* **Problem to solve**
Copy out, from the entries below, each line holding the string "chloee".

* **Provided data**
((

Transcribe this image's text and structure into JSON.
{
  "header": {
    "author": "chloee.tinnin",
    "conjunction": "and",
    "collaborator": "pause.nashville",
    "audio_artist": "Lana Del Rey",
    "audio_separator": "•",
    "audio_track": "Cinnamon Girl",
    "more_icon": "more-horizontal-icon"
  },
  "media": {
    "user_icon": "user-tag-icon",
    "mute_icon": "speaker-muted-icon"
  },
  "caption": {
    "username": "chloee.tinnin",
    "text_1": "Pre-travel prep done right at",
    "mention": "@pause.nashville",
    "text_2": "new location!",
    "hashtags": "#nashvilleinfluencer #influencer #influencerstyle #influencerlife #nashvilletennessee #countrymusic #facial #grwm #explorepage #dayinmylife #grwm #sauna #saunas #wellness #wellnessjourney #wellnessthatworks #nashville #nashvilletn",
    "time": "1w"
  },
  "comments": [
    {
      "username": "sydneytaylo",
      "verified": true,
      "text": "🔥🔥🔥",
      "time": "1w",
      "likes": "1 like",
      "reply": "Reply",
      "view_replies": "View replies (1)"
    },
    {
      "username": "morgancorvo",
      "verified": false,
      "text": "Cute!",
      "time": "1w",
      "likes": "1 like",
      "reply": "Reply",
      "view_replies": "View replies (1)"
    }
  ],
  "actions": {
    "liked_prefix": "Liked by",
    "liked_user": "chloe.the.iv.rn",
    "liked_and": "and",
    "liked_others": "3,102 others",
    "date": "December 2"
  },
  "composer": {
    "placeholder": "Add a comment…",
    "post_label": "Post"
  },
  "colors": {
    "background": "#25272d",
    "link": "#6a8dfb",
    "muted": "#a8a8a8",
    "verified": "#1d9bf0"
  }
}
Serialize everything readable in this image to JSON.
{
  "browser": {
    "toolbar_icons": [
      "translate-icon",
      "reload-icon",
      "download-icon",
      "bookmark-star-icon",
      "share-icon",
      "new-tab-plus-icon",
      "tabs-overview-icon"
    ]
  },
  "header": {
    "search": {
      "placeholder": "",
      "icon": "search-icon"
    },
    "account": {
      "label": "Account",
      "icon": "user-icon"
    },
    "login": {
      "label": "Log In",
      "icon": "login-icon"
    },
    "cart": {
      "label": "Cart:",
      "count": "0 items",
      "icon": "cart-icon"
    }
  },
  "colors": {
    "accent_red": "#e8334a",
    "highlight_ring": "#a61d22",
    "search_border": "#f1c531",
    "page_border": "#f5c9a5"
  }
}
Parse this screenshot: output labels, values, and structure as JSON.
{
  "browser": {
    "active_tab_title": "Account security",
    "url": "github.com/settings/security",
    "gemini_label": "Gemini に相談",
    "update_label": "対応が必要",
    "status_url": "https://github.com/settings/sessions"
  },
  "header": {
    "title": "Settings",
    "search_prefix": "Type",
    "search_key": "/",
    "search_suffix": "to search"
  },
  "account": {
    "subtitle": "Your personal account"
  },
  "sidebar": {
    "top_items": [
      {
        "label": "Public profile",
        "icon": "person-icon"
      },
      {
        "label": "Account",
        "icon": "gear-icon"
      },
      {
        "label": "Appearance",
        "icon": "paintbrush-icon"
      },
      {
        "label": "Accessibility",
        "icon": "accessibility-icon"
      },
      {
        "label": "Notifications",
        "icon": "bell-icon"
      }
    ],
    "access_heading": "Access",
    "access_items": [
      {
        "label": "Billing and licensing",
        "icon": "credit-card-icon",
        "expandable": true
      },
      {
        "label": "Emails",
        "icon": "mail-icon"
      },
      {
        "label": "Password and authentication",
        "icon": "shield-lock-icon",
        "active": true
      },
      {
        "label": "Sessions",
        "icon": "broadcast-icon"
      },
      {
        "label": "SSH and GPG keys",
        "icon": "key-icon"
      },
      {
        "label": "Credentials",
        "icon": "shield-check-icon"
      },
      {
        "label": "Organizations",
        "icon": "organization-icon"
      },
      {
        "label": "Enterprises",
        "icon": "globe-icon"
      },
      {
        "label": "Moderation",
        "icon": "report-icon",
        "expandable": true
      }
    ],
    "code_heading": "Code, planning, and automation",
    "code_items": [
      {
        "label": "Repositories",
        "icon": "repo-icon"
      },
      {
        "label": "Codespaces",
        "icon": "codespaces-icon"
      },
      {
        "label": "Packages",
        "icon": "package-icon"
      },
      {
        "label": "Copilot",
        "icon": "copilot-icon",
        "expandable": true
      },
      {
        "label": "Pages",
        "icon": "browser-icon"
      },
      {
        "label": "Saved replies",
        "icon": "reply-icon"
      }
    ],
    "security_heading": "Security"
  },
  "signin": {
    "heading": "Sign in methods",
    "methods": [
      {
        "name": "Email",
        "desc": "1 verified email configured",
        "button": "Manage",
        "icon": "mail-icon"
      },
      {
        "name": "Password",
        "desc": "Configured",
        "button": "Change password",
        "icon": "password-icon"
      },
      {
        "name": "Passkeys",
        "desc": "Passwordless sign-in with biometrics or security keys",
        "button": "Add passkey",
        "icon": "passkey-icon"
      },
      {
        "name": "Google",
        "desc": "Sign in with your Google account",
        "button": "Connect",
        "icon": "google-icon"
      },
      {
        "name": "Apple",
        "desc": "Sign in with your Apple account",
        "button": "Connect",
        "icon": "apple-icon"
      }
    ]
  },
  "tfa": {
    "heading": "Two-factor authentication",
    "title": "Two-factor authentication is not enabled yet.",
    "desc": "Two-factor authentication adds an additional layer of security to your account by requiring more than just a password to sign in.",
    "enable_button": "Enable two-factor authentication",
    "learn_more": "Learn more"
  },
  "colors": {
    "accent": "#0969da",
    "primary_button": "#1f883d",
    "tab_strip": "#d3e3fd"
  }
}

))

* **Written solution**
    "author": "chloee.tinnin",
    "username": "chloee.tinnin",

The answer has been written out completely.